The fabulously heady Miso Drunky is one of the album’s stand outs for me, with it’s Blade Runner samples adding an air of mystique to the song’s mid-paced groove. What can a well-placed sample add to a song?
A sample often comes with its share of references. It helps to guide the listening experience into one direction or another.
Another of my faves is the Chicago-style deep house jam Let It Slide. Can you talk us through the creative process for this track?
That song was produced in our studio in Berlin around 2008 or 2009 (at that time we had 2 rooms next to one another). It wasn’t an easy time for both of us and to top it off, Berlin’s winter gloom was crushing everything on its passage. It wasn’t the most glorious of times. The track is quite melancholic but there is a kind of hopefulness in the groove. It’s going forward. “Oh god, it’s raining again. Let it slide”!
The record is released on Damian Lazarus‚ Crosstown Rebels label. How did you first hook up with the good people there?
We got to know Damian back around 2007. Just a bit before we had a release on Musique Risquée that Crosstown wanted to re-release along with a new cut. That’s when we did the Escandalo EP for them.
What’s the best thing about working with the label?
Damian has always been very very responsive with the music we sent his way (granted we didn’t do it very often in the past 10 years ;). It might sound like nothing, but nowadays it’s a rare thing.
Are you planning on touring the album?
We will be back on the road soon with a new Live act.
You have been working together for quite a while now. How did you first meet and what made you decide to create music as a team?
We met in Mexico through some common friends in 2003. At that time Ernesto was just about to move from D.F. to Montreal.
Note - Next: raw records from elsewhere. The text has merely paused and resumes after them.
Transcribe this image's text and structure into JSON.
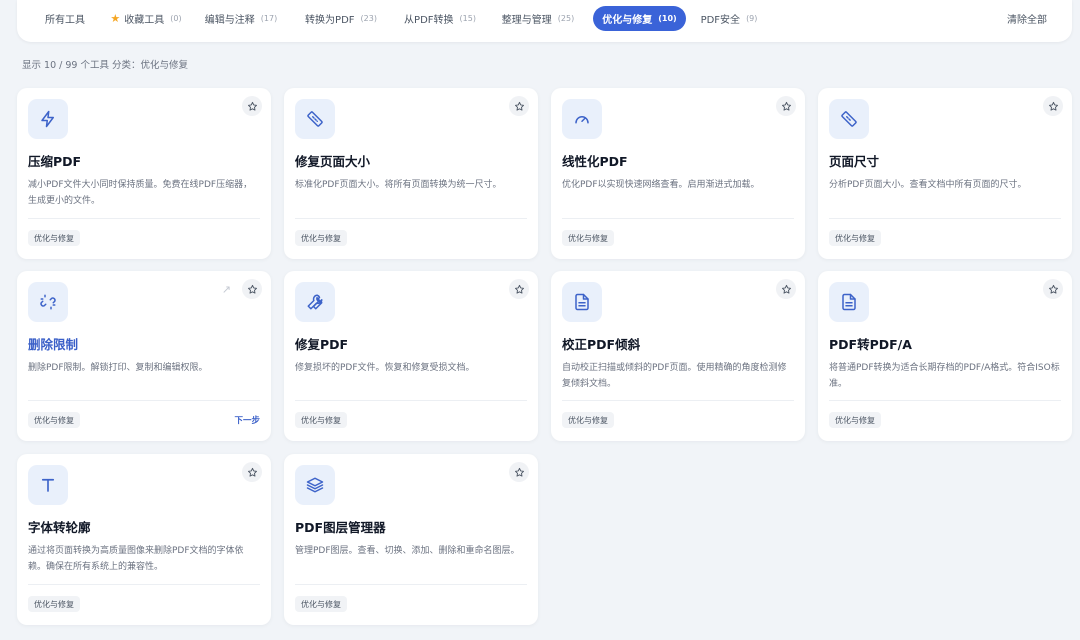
{
  "tabs": [
    {
      "label": "所有工具",
      "count": ""
    },
    {
      "label": "收藏工具",
      "count": "(0)",
      "icon": "star-icon"
    },
    {
      "label": "编辑与注释",
      "count": "(17)"
    },
    {
      "label": "转换为PDF",
      "count": "(23)"
    },
    {
      "label": "从PDF转换",
      "count": "(15)"
    },
    {
      "label": "整理与管理",
      "count": "(25)"
    },
    {
      "label": "优化与修复",
      "count": "(10)",
      "active": true
    },
    {
      "label": "PDF安全",
      "count": "(9)"
    }
  ],
  "clear_all": "清除全部",
  "status_text": "显示 10 / 99 个工具 分类：优化与修复",
  "colors": {
    "accent": "#3a63d8",
    "favorite": "#f5a623",
    "icon_bg": "#e9f0fb"
  },
  "cards": [
    {
      "title": "压缩PDF",
      "desc": "减小PDF文件大小同时保持质量。免费在线PDF压缩器，生成更小的文件。",
      "tag": "优化与修复",
      "icon": "lightning-icon"
    },
    {
      "title": "修复页面大小",
      "desc": "标准化PDF页面大小。将所有页面转换为统一尺寸。",
      "tag": "优化与修复",
      "icon": "ruler-icon"
    },
    {
      "title": "线性化PDF",
      "desc": "优化PDF以实现快速网络查看。启用渐进式加载。",
      "tag": "优化与修复",
      "icon": "gauge-icon"
    },
    {
      "title": "页面尺寸",
      "desc": "分析PDF页面大小。查看文档中所有页面的尺寸。",
      "tag": "优化与修复",
      "icon": "ruler-icon"
    },
    {
      "title": "删除限制",
      "desc": "删除PDF限制。解锁打印、复制和编辑权限。",
      "tag": "优化与修复",
      "icon": "unlink-icon",
      "next": "下一步",
      "arrow": "↗"
    },
    {
      "title": "修复PDF",
      "desc": "修复损坏的PDF文件。恢复和修复受损文档。",
      "tag": "优化与修复",
      "icon": "wrench-icon"
    },
    {
      "title": "校正PDF倾斜",
      "desc": "自动校正扫描或倾斜的PDF页面。使用精确的角度检测修复倾斜文档。",
      "tag": "优化与修复",
      "icon": "document-icon"
    },
    {
      "title": "PDF转PDF/A",
      "desc": "将普通PDF转换为适合长期存档的PDF/A格式。符合ISO标准。",
      "tag": "优化与修复",
      "icon": "document-icon"
    },
    {
      "title": "字体转轮廓",
      "desc": "通过将页面转换为高质量图像来删除PDF文档的字体依赖。确保在所有系统上的兼容性。",
      "tag": "优化与修复",
      "icon": "type-icon"
    },
    {
      "title": "PDF图层管理器",
      "desc": "管理PDF图层。查看、切换、添加、删除和重命名图层。",
      "tag": "优化与修复",
      "icon": "layers-icon"
    }
  ]
}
We made plans to hook up in Montreal and start working on some music which we then proceeded to do just a few days after his arrival.
What five tracks are currently working for you in the clubs?
As a live act we play our own music but when Ernesto plays DJ lately he likes:
- Alan Castro – Diary of Reality (Meraki Music).
- Bodeler-Ferreyra – Summer of Cris (Loosen up 003).
- Instinct 03 – Resistance (Instinct).
- Vieux Renard – Gastro Gnome (Vis Rev Set).
- Sasse – Soul Sounds Original Mix (Raum…musik).
Do you have any final words for our readers?
Enjoy the ride please
| JOHN BITTLES
| FOTO: MARC DUCREST